Work required
Every record that follows should be printed verbatim.

::: Information given :::

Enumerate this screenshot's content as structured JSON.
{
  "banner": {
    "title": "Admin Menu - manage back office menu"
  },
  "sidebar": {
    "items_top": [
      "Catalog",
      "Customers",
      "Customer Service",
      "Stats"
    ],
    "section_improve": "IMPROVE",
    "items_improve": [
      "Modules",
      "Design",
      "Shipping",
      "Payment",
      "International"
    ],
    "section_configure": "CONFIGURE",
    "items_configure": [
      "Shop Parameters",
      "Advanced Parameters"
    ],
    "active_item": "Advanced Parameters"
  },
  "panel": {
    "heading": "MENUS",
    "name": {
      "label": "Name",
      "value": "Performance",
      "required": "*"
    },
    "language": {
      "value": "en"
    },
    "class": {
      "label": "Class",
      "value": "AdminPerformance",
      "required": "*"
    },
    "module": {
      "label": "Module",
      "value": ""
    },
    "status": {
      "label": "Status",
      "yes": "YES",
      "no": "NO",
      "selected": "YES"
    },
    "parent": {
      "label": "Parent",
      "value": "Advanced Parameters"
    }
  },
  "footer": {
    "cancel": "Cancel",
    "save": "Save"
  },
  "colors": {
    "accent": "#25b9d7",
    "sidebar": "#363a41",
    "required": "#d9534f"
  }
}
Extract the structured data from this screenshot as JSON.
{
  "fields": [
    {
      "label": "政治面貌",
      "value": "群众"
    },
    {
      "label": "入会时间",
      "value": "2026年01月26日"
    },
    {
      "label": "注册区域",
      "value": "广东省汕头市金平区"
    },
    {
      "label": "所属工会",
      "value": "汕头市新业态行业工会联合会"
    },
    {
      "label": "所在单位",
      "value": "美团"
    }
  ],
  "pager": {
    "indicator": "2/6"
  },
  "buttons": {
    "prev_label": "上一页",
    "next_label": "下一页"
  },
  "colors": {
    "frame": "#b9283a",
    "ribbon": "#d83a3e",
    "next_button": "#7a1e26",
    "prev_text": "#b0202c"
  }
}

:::

Solution for this task
Enumerate this screenshot's content as structured JSON.
{
  "banner": {
    "title": "Admin Menu - manage back office menu"
  },
  "sidebar": {
    "items_top": [
      "Catalog",
      "Customers",
      "Customer Service",
      "Stats"
    ],
    "section_improve": "IMPROVE",
    "items_improve": [
      "Modules",
      "Design",
      "Shipping",
      "Payment",
      "International"
    ],
    "section_configure": "CONFIGURE",
    "items_configure": [
      "Shop Parameters",
      "Advanced Parameters"
    ],
    "active_item": "Advanced Parameters"
  },
  "panel": {
    "heading": "MENUS",
    "name": {
      "label": "Name",
      "value": "Performance",
      "required": "*"
    },
    "language": {
      "value": "en"
    },
    "class": {
      "label": "Class",
      "value": "AdminPerformance",
      "required": "*"
    },
    "module": {
      "label": "Module",
      "value": ""
    },
    "status": {
      "label": "Status",
      "yes": "YES",
      "no": "NO",
      "selected": "YES"
    },
    "parent": {
      "label": "Parent",
      "value": "Advanced Parameters"
    }
  },
  "footer": {
    "cancel": "Cancel",
    "save": "Save"
  },
  "colors": {
    "accent": "#25b9d7",
    "sidebar": "#363a41",
    "required": "#d9534f"
  }
}
Extract the structured data from this screenshot as JSON.
{
  "fields": [
    {
      "label": "政治面貌",
      "value": "群众"
    },
    {
      "label": "入会时间",
      "value": "2026年01月26日"
    },
    {
      "label": "注册区域",
      "value": "广东省汕头市金平区"
    },
    {
      "label": "所属工会",
      "value": "汕头市新业态行业工会联合会"
    },
    {
      "label": "所在单位",
      "value": "美团"
    }
  ],
  "pager": {
    "indicator": "2/6"
  },
  "buttons": {
    "prev_label": "上一页",
    "next_label": "下一页"
  },
  "colors": {
    "frame": "#b9283a",
    "ribbon": "#d83a3e",
    "next_button": "#7a1e26",
    "prev_text": "#b0202c"
  }
}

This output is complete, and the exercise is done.